Mrs M. P. Webber: Preferring bed dryish and soft, vagrant American lies under wild broom (anag. + p hobo US).
A. Wright: Elements of water in porous bomb ruined? Yes, by rain! (H, O in anag.).
M. J. Balfour, E. W. Ball, A. G. Bogie, Mrs A. Boyes, C. S. Bradshaw, Rev C. M. Broun, E. W. Burton, T. G. Cordes, Cdr H. H. L. Dickson, A. L. Freeman, W. S. Gilbert, A. H. Harker, D. V. Harry, D. Hawson, Miss N. Hobbs, R. H. F. Isham, W. Islip, B. K. Kelly, N. Kemmer, A. Lawrie, R. H. D. Lean, H. S. Mason, K. M. McDermid, Mrs E. W. McLean, D. P. M. Michael, W. L. Miron, C. J. Morse, R. S. Morse, J. L. Moss, R. A. Mostyn, F. E. Newlove, P. G. O’Gorman, R. J. Palmer, M. L. Perkins, P. S. Peters, Mrs A. G. Phillips, D. R. Robinson, W. Rodgers, B. Russell, W. K. M. Slimmings, T. A. J. Spencer, J. C. P. Taylor, K. Thomas, G. A. Tomlinson.
About 325 entries, with about 30 or 40 mistakes. Almost all of these were SNIPPETS for SNIPPETY, which I suspect was carelessness in many cases. If I remind offenders of the clue (‘Trivial types, larking about, embracing pin up’) I’m sure they’ll concede that only SNIPPETY will do. A handful of competitors actually had OMBROPHILOUS instead of OMBROPHOBOUS, a curious error in view of its quite opposite meaning. And there were a few queries over WADI whose clue was suspected of containing a misprint. It didn’t. ‘Lose sight of foot in paddling over one? No’. ‘Wade’ as a noun means the act of wading, or ‘paddling’. Losing sight of its ‘foot’ one gets WAD, which ‘over one’ makes WADI. Since a wadi is a dried-up river-bed one is unlikely to lose sight of one’s foot in paddling over it. A bit contrived, perhaps.
Well, the poor hobos were bumming around in droves this month, and I don’t blame them. They were a pretty obvious anagram. I had to resort to the most rigorous critical analysis to pick out the best of the bunch. This included rejecting from highest commendation all clues which treated OMBROPHOBOUS as though it can be applied to other things beside plants (which it can’t) or at least that such usage was questionable and/or tongue-in-cheek. Where wording was chosen which was ambiguous and could have applied either to plants or to e.g. hobos, I had no complaints. Ambiguity is a prime tool of the clue-writer, after all. A more basic cause of unsoundness, which always crops up more often when the clue-word is an adjective, was failure to indicate the part of speech of the word clued. ‘Can’t stand rain’ as a definition can only lead to a verb or a noun, never an adjective. ‘What an awful downpour!’ is even vaguer, and miles from suggesting, let alone defining, OMBROPHOBOUS. One keen competitor questions whether a third person singular (or plural) verb can be a fair definition to a noun. I certainly think so, and use the device from time to time. I’ve been looking through Ximenes’s book for his imprimatur and can find no reference to it, but I’m quite sure he used it too.

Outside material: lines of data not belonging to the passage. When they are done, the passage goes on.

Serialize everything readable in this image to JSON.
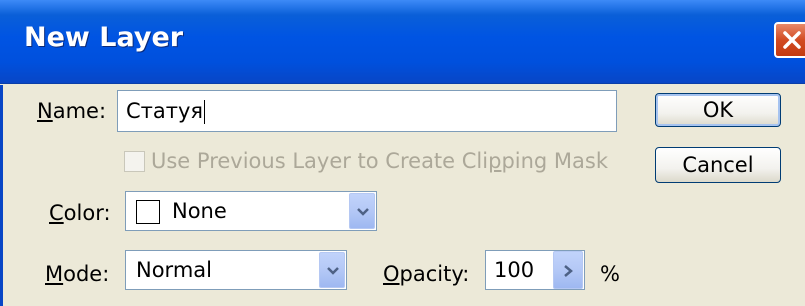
{
  "window": {
    "title": "New Layer"
  },
  "name_field": {
    "label_first": "N",
    "label_rest": "ame:",
    "value": "Статуя"
  },
  "buttons": {
    "ok": "OK",
    "cancel": "Cancel"
  },
  "clipping": {
    "label_a": "Use Previous Layer to Create Cli",
    "label_u": "p",
    "label_b": "ping Mask",
    "checked": false,
    "enabled": false
  },
  "color_field": {
    "label_first": "C",
    "label_rest": "olor:",
    "value": "None",
    "swatch": "#ffffff"
  },
  "mode_field": {
    "label_first": "M",
    "label_rest": "ode:",
    "value": "Normal"
  },
  "opacity_field": {
    "label_first": "O",
    "label_rest": "pacity:",
    "value": "100",
    "unit": "%"
  },
  "icons": {
    "close": "close-icon",
    "dropdown": "chevron-down-icon",
    "spin": "chevron-right-icon"
  }
}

Latest news on my book: my publisher is now standing over me with a whip because he wants to get the thing out in time for this Christmas. I think it can just be done, but if there are any of you who would still like to submit puzzles, please let me have them by the end of April (typed, if possible).
Those of you who read Games and Puzzles may have been piqued, as I was, by an article in the March issue condemning the use of obscure words in cryptic crosswords. The editor invited me to reply, which I have done. I think my piece will appear in June. I’d welcome comments in due course.